Agents of Mayhem is a B-movie in video game form. The sooner you accept that, the more fun you’ll eventually have with it - and there is plenty of entertainment to be blasted through here. A kinda continuation of the Saints Row franchise (it takes place after Gat out of Hell’s retcon ending), with a healthy respect for games like Crackdown and GTA, Agents of Mayhem never tries to be a serious, AAA game. It lightly pokes fun at genre tropes - gruff heroes, sinister bad guys, super-powers - while underpinning them with a thoroughly playable, if rough, base experience. In other words: if you don’t hold this up to the same standards as GTA, Horizon: Zero Dawn, and any other blockbuster you care to mention… there’s loads to love.
Even the dialogue and plot seems to acknowledge the fact that Agents exists to let players mess out and cause havoc, without worrying too much about whether or not the game is a work of art or fascinating story. There’s a vague plot about an evil guy with a pointy beard, called Dr Babylon, and his strange work with dark matter. The tutorial sees me taking control of the starting three characters, with each one tackling a brief section of the same mission. Even they admit that players here are just here for the shooting, so the very first thing I do is empty an assault rifle clip into a door to open it, before listening to radio chatter about my on-screen hero being confused by a giant glowing ball of energy. It’s a clever reflection of what the player is probably thinking too, and the game takes roughly two minutes to get me to a place where everything in the room is exploding and dying in a shower of sparks, flames, and glowing collectables. That’s what you came here for, right?
So, who do you get to cause mayhem with? There’s Hollywood, a preening movie star type who wields an assault rifle / grenade launcher combo; Hardtack, a burly shotgun guy with an aggressive outlook on life; and Fortune, an angry woman with dual-SMGs and a drone who delights in stunning enemies. Totally different character stereotypes, yet they feel largely the same to play as at the start. When upgrades are unlocked - and my goodness, my hour of hands-on is a constant bombardment of new stuff - then these three start to feel different, their specialisms providing me with increasingly fresh options in combat. It’s worth noting that you can switch between them at any time, by tapping left or right on the d-pad, and there will be 12 Agents in the final game. Each is gloriously over the top and amusing in their own goofy way.
Everything is permitted

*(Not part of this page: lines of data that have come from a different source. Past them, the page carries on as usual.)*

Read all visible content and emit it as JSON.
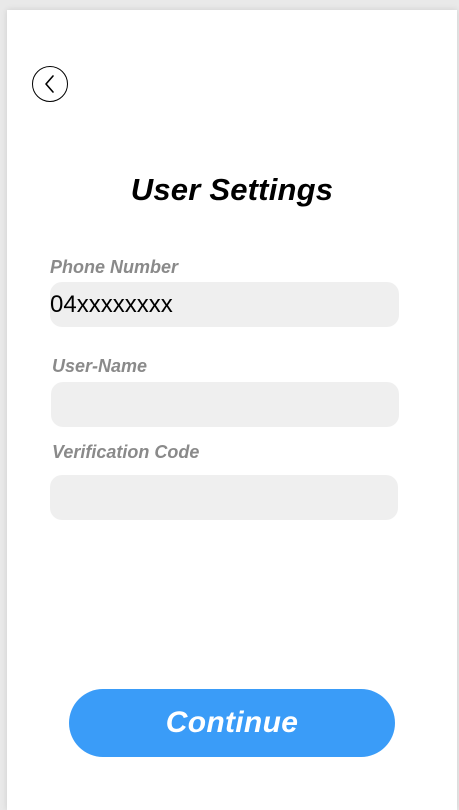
{
  "header": {
    "title": "User Settings",
    "back_icon": "chevron-left-icon"
  },
  "form": {
    "phone": {
      "label": "Phone Number",
      "value": "04xxxxxxxx",
      "placeholder": ""
    },
    "username": {
      "label": "User-Name",
      "value": "",
      "placeholder": ""
    },
    "verification": {
      "label": "Verification Code",
      "value": "",
      "placeholder": ""
    }
  },
  "actions": {
    "continue_label": "Continue"
  },
  "colors": {
    "accent": "#3a9cf8",
    "input_background": "#efefef",
    "label_text": "#8a8a8a"
  }
}
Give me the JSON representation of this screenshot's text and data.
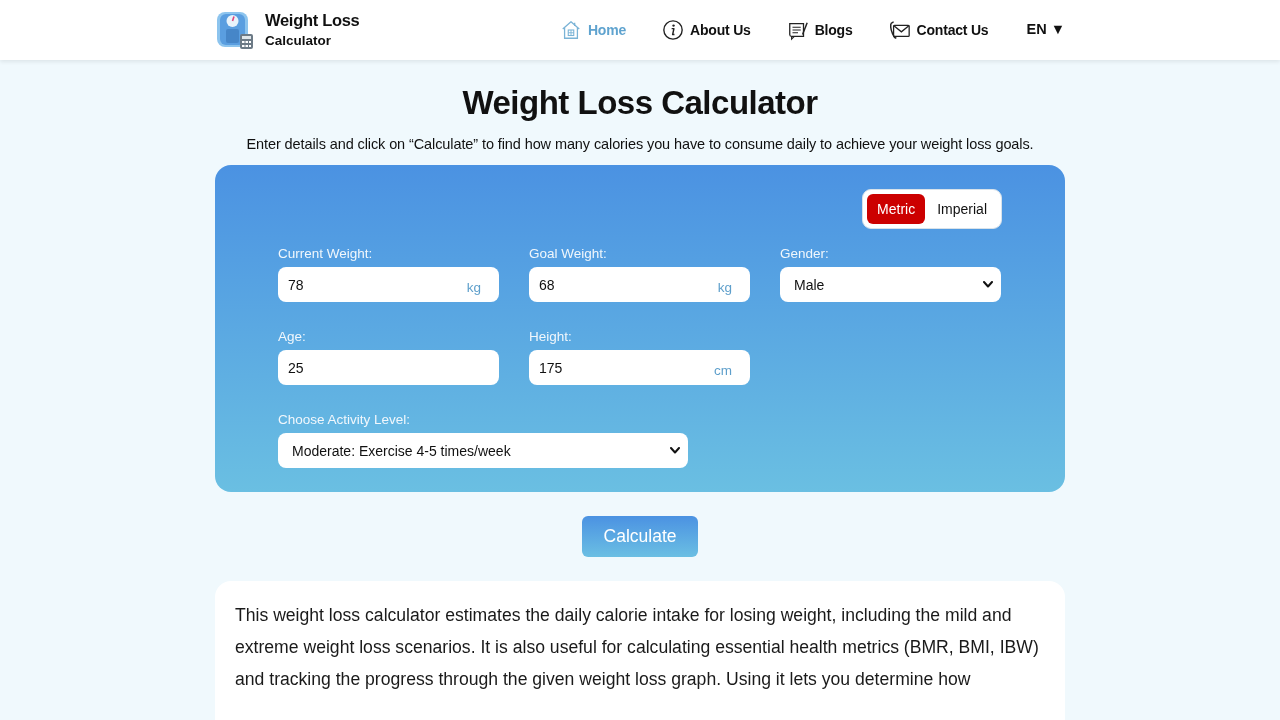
{
  "header": {
    "logo": {
      "title": "Weight Loss",
      "subtitle": "Calculator"
    },
    "nav": [
      {
        "label": "Home",
        "selected": true
      },
      {
        "label": "About Us",
        "selected": false
      },
      {
        "label": "Blogs",
        "selected": false
      },
      {
        "label": "Contact Us",
        "selected": false
      }
    ],
    "language": "EN ▼"
  },
  "title": "Weight Loss Calculator",
  "subtitle": "Enter details and click on “Calculate” to find how many calories you have to consume daily to achieve your weight loss goals.",
  "form": {
    "unit_toggle": [
      {
        "label": "Metric",
        "selected": true
      },
      {
        "label": "Imperial",
        "selected": false
      }
    ],
    "rows": [
      [
        {
          "kind": "input",
          "label": "Current Weight:",
          "value": "78",
          "unit": "kg"
        },
        {
          "kind": "input",
          "label": "Goal Weight:",
          "value": "68",
          "unit": "kg"
        },
        {
          "kind": "select",
          "label": "Gender:",
          "value": "Male"
        }
      ],
      [
        {
          "kind": "input",
          "label": "Age:",
          "value": "25"
        },
        {
          "kind": "input",
          "label": "Height:",
          "value": "175",
          "unit": "cm"
        }
      ],
      [
        {
          "kind": "select",
          "label": "Choose Activity Level:",
          "value": "Moderate: Exercise 4-5 times/week"
        }
      ]
    ],
    "button": "Calculate"
  },
  "description": "This weight loss calculator estimates the daily calorie intake for losing weight, including the mild and extreme weight loss scenarios. It is also useful for calculating essential health metrics (BMR, BMI, IBW) and tracking the progress through the given weight loss graph. Using it lets you determine how"
}
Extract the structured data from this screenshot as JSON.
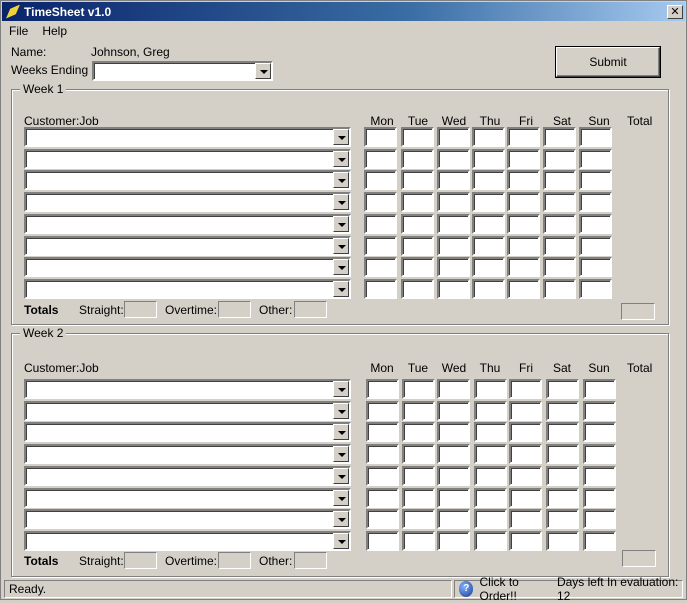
{
  "window": {
    "title": "TimeSheet v1.0",
    "icon": "timesheet-app-icon"
  },
  "menu": {
    "file": "File",
    "help": "Help"
  },
  "header": {
    "name_label": "Name:",
    "name_value": "Johnson, Greg",
    "weeks_ending_label": "Weeks Ending",
    "weeks_ending_value": "",
    "submit_label": "Submit"
  },
  "columns": {
    "customer_job": "Customer:Job",
    "days": [
      "Mon",
      "Tue",
      "Wed",
      "Thu",
      "Fri",
      "Sat",
      "Sun"
    ],
    "total": "Total"
  },
  "weeks": [
    {
      "title": "Week 1",
      "rows": 8
    },
    {
      "title": "Week 2",
      "rows": 8
    }
  ],
  "totals": {
    "label": "Totals",
    "straight": "Straight:",
    "overtime": "Overtime:",
    "other": "Other:"
  },
  "status": {
    "text": "Ready.",
    "order_text": "Click to Order!!",
    "evaluation_text": "Days left In evaluation: 12"
  }
}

As for the actual combat… it’s not the tightest third-person shooting you’ll ever play. Next to the likes of Gears and Horizon, it feels very imprecise and cartoonish. But making stuff blow up is easy enough, and in my brief time with the game I definitely get involved in a bunch of battles that create absolute carnage across the open-world this game is set in (a futuristic version of Seoul, South Korea). Mercifully, basic ammo is unlimited, so you can just shoot anything that moves. And yes, you can blast random pedestrians and blow up their cars - I checked, several times. There’s driving too, if you fancy climbing behind the wheel, and it’s about as precise as the combat. The point, however, is to torch the vehicles rather than taking them for a spin.
I’m treated to a whistlestop tour of the game’s functions during this first hour. There’s a hub area where the Agents can do all their upgrading and chat to secondary characters, called the Ark. While I’m there I have one of the techies create a weapon that fires massive metal boulders at my foes, called a Gutterball Gun. Back in the city, I cackle as it indiscriminately mows down baddos and terrified commuters who happen to get caught in the crossfire. Hey, this is Agents of Mayhem, not Agents of Mild Unrest. I’m also pointed towards various main and sub-missions during my time in the Ark, so it’s a neat way of keeping all your activities contained before you head into the open-world to complete them.
As you’d expect, there are heaps of collectables to snag, upgrade trees galore, and loads of secrets tucked away in both the game world itself and the menus. So much busy work here. Cut-scenes are very stylishly rendered as anime shorts, and the whole game is pleasingly chunky and colourful. No, it won’t stun you with the quality of its visuals, or wow with the slickness of its shooting, nor will the plot win any beard-stroking writer’s awards. Accept that Agents of Mayhem exists as a sandbox for you to smash up a city, free from the pressures of having to give a damn, and this could be a welcome, entertaining distraction when it releases on 18 August.
This demo was played on PS4.